By now you may be starting to see the similarities between driving your car body and driving your natural body. The interesting phenomena I wish to illustrate however is the mind’s awareness to inhabit the car body in the same way we can become aware of our natural bodies during meditation.
Once one gets comfortable with driving it becomes second nature. We no longer need to consciously think out every action. This is evident in highway hypnosis – the experience of driving from point A to point B but having no recollection of having done so. This is especially true when we drive long distances, or even when we carry out commonplace daily actions such as driving to work everyday (especially when in a half-sleepy state after waking up). Almost all drivers have had some sort of experience with highway hypnosis.
If one remains mindful while driving you may come to the some of the same conclusions that I have regarding the car body. What I have discovered is that my mind seems to – at a subconscious level – inhabit the body of the car in the same way it inhabits my natural shell. In order to do this, my mind seems to extend its awareness to the edges of the car so that my awareness encompasses the full body of the car while I am navigating on the road.
Specifically, one may intensify this experience when trying to fit into a tight parking spot or change lanes with the presence of many cars. When doing this, I do not believe that we just use our visual senses and then make a computational judgment on how close we are to other objects, but instead, we have a kinesthetic feeling of our orientation in space as if we are body of the car.
Try to recall a memory when you drove a friend or family member’s car that is significantly different in shape or size to what you are typically used to driving. It takes time to familiarize yourself with not only the mechanics of the car and how rigid or smooth it operates, but also it’s specific orientation in space.
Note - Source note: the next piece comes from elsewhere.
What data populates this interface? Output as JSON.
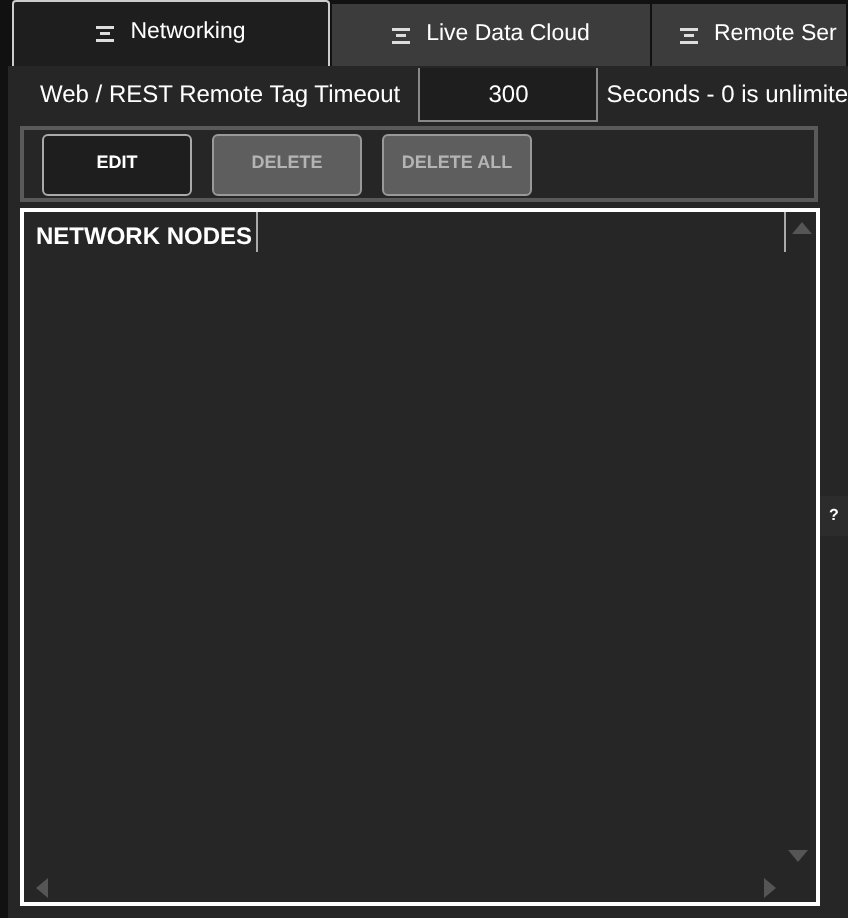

You will notice when driving a bigger car that you may overcompensate for avoiding objects because you are so unfamiliar with the feeling or presence of the car on the street. It takes time for awareness to adjust to our new car body until eventually it too becomes second nature.
Opportunities For Scientific Research
I think this phenomenon may be of interest to cognitive scientists. I am not terribly familiar with brain scanning equipment, but it may be plausible to use EEG or fMRI scans to observe the neural activity of the brain when one is driving. We could check to see differences between “outside of the car” activity and “inside the car” activity (and then differences between passenger activity and driver activity).
What about between the activity of a driver when in a familiar car body and a driver when in an unfamiliar car body. What parts of the brain are active? Specifically the parietal lobe, which is said to be correlated to our spatial awareness. Does it become more active or give any indication of an expansion in awareness? We could also check on brain activity when driver’s parallel park, or change lanes between tight spaces. These are all topics of interest that may shed some light on my car body theory outside of just my anecdotal evidence and personal insight.
A recent research study has confirmed something very similar to my expressions posted in this article. This study has found that the brain indeed “represents tools as temporary body parts.”
“In other words, the tool becomes a part of what is known in psychology as our body schema.”
They go on to say: “It’s a phenomenon each of us unconsciously experiences every day…The reason you were able to brush your teeth this morning without necessarily looking at your mouth or arm is because your toothbrush was integrated into your brain’s representation of your arm.”
A report of this study was published in the June 23rd, 2009 Issue of Current Biology.